I can't claim to have demo'ed a wide range of other preamp options in my home system, but as an audio junkie, I never pass up the chance to listen to good gear at a dealer or fellow enthusiast's place. I was, and remain, VERY impressed with the performance of the Grid, especially at this price. With Maggies, I prefer it to any of the sub-$3k SS preamps I've listened to (Rotel, Adcom, NAD, Arcam, Audio Refinement, Sunfire, Parasound, B&K, Classe, Mac, etc.). The only preamps that I've heard that I prefer to the GG with my Magnepans are some of the Audio Research, Sonic Frontiers, Lamm and other pre's costing a few thousand more. Even then, the differences were small, and on my budget, I'd prefer to spend the difference on a couple of hundred recordings. I've never heard the GG with dynamic or horn speakers, but I don't think my opinion would be any different. That's a moot point for me, anyway, since I can't see giving up my Maggies except to trade up to another set.

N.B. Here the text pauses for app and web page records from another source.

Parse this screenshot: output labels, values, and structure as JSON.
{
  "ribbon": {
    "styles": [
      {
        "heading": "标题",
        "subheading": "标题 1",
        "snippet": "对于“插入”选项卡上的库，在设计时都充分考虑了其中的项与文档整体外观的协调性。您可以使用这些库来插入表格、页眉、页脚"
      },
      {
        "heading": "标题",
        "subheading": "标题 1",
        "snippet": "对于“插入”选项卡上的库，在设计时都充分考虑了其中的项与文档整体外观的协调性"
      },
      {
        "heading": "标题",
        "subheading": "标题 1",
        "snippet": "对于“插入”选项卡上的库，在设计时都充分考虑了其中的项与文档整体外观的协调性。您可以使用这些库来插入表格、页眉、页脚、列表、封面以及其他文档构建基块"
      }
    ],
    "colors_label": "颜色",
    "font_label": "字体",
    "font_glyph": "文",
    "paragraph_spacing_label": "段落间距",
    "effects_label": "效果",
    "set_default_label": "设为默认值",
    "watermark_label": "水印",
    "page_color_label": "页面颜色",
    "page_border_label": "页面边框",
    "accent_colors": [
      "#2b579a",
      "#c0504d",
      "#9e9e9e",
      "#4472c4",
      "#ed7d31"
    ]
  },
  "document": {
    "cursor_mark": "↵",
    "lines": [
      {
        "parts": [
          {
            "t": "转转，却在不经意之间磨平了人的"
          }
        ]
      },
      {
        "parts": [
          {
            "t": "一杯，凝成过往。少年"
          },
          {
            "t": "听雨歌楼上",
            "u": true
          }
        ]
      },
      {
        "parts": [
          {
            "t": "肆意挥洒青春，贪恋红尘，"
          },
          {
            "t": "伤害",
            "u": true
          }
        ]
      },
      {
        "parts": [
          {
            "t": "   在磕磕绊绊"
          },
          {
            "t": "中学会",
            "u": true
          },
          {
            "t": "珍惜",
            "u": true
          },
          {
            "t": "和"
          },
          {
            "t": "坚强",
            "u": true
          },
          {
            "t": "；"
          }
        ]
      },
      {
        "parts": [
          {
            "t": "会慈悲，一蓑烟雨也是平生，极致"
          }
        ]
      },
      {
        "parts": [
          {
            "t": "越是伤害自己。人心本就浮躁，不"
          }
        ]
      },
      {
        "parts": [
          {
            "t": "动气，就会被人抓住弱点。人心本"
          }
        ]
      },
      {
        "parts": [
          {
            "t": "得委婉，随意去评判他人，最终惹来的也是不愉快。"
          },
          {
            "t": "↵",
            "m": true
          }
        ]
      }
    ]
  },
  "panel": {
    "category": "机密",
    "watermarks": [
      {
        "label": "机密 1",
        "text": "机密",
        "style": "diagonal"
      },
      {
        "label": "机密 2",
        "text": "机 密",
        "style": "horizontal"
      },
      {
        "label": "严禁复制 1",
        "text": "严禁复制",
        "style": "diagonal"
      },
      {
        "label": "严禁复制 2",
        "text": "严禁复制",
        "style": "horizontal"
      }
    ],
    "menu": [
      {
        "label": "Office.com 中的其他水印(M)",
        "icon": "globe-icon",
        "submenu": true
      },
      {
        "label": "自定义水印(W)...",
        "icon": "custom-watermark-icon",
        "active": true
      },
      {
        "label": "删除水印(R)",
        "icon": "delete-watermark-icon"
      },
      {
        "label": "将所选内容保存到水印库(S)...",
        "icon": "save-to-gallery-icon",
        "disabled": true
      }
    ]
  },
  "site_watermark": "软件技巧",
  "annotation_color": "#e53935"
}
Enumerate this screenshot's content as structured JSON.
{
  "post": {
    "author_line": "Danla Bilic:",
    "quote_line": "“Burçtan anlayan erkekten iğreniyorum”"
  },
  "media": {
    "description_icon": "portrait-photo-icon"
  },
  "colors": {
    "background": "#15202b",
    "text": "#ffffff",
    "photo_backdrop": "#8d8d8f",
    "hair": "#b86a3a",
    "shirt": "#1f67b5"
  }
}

I was pleasantly surprised to see a trio of new Yugoslavian Ei 12AU7s included with the kit. I was expecting to find some cheaper Sino tubes that I'd be tempted to replace immediately. I've read that the Ei tubes can be pretty microphonic, but I haven't been able to detect anything of the kind in this application.
Another advantage of the simplicity of the Grid's design is that you could easily change out components such as pots, selector switches, and caps. So far, I see no reason to, although Bruce Rozenblit's step attenuator is intriguing because of it's sensitivity at low levels. I'm sure you could easily put Alps, DACT, or other upgrades in if you felt the need to tweak. I've come across a fair number of articles on discussion boards about how to add tape outs, extra inputs, and other tweaks I might be tempted to try out. There is plenty of space to do so, and you won't need an engineering degree or the manual dexterity of a Persian carpet weaver to lay it out, either.
The only other comment I have is thanks for Bruce Rozenblit's customer service. As others have mentioned, I'm pretty sure it's a one-man shop, since I got the man himself on the phone when I called to check on my order. It had been about three weeks since I had placed it, I was going on business travel for a few weeks, and was concerned that it would arrive and sit on my front porch in the salt air while I was away. Bruce was very friendly (and busy), and the well-boxed kit arrived a few days after my "hurry up, please" request. Thanks!
Note: The kit doesn't come with solder, so make sure to get some beforehand. I still had some Cardas quadeutetic from for the aforementioned speaker cable project, so I lucked out. I wouldn't go with water-soluble flux, since I bet the power supplies wouldn't take too kindly to being washed after you finish.